The hard part--my dears--is when you look out onto the group of students in front of you--knowing full well that you are not reaching the students and there's nothing you've done that will break down the wall. It's hard because you WILL continue to give your best effort to reach them.  You have to. It's both your professional and your moral obligation.  But. . . . it's exhausting.

Point in case: We are reading Tim O'Brien's The Things They Carried in one of my sections.  The kids are Not. Into. It. Nope. No Way. You. Cannot. Make. Me. (In the interest of full disclosure, they--as a group--haven't been into much this year.) And. . . . it's exhausting. It's exhausting to put everything I possibly can into providing learning opportunities: ways for the students to look beyond themselves, ways for the students to think deeply about the text, ways for the students to connect the text to what they know, ways for them to create a unique experience with a really powerful piece of writing. . . . et cetera and so forth.

What is additionally frustrating is how we talk about this lack of engagement within the realm of education. Because. . . again if we are being completely honest. . . there is some culpability on the instructor, the student, and outside forces in cases like these.  The current trend in education, however, is to say that if students are engaged (or not) it is entirely due to the teacher.

That's just silly.

When we teach, we try to be all things to all students but I believe most rational people would say this is an unreachable, if admirable, goal. So the hard part is seeing their eyes glaze over and then trying to figure out what to do next and where to go from here.  The thing is. . . the thing that separates the "good" teachers from everyone else. . . is that we don't give up.  We cannot. We will not. We dare not.  Too much is riding on maybe the next approach being the one that works.

Tuesday, April 26, 2016

Once Upon a Time. . . .

In a land far, far away there was a woman who wanted nothing more than to teach children about the truths of the human experience via literature.  

Well, that's the beginning and the end of that little  fairy tale. 

If I were inclined to do so, I could wax rhapsodic about my teaching experience, my education, my areas of expertise, my certifications, etc and so forth. . . . but, I am NOT inclined to do so at this juncture.  Since I'll cover all of that, in some manner, as the posts progress, it hardly seems necessary now.
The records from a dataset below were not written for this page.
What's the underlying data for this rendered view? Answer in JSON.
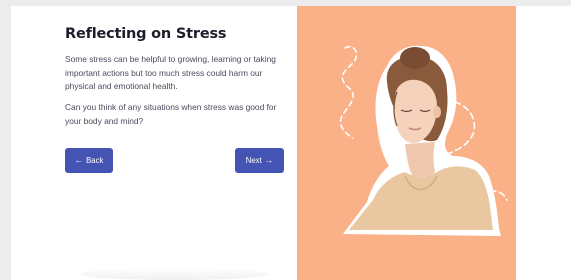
{
  "slide": {
    "title": "Reflecting on Stress",
    "paragraph_1": "Some stress can be helpful to growing, learning or taking important actions but too much stress could harm our physical and emotional health.",
    "paragraph_2": "Can you think of any situations when stress was good for your body and mind?"
  },
  "navigation": {
    "back_label": "Back",
    "next_label": "Next",
    "back_icon": "arrow-left-icon",
    "next_icon": "arrow-right-icon"
  },
  "colors": {
    "accent_button": "#4354b3",
    "illustration_background": "#fbb187",
    "title_text": "#1d1d2b",
    "body_text": "#4b4b5c"
  }
}
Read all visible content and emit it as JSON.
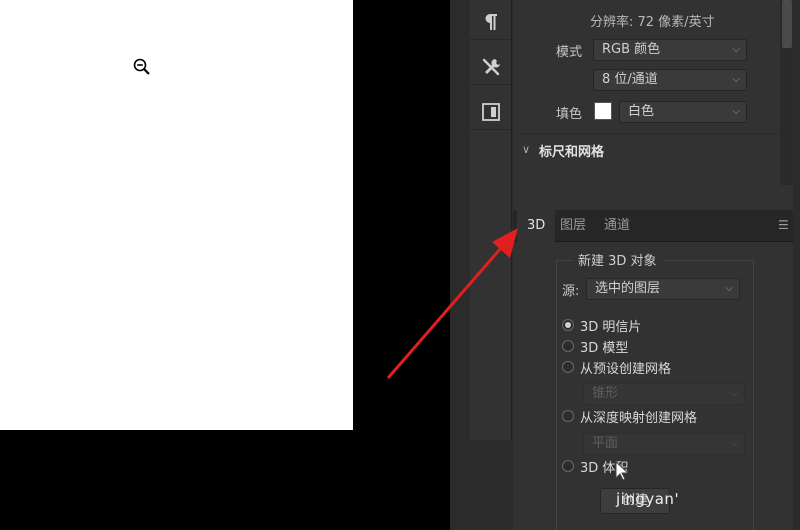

Instead, allow me to share a little anecdote from my classroom.  I think it's illustrative of the "type" of person who teaches and who is able to stay in the profession without going completely bonkers.

A few weeks back, my students were working on their final paper for the quarter/semester. As this paper was in a "new to them" style, I spent a fair amount of time in instruction and modeling--so as to minimize confusion and angst (teenagers are well-versed in angst).  As I'm talking about some aspect of the paper, I spy--out of the corner of my eye--one of my students holding up a note card and another student giggling.  Now, my experience has taught me that no one, and I mean NO ONE, giggles while taking notes about the stylistic requirements for argument writing.  It. Just. Isn't. Done. So, I stop what I'm doing, walk over to the student, and pick up the note card.  On it is written, "pen15."  That's right, my students are giggling over an incognito "penis" note card.  As a new teacher, I probably would have flipped out over this.  However--being me at this point in my life--I simply said, "you do know you've misspelled 'penis?"  And, that, my dears is what I LOVE about my job.  The students are funny, crazy, silly, maddening, challenging, goofy, and almost always the best part of my job.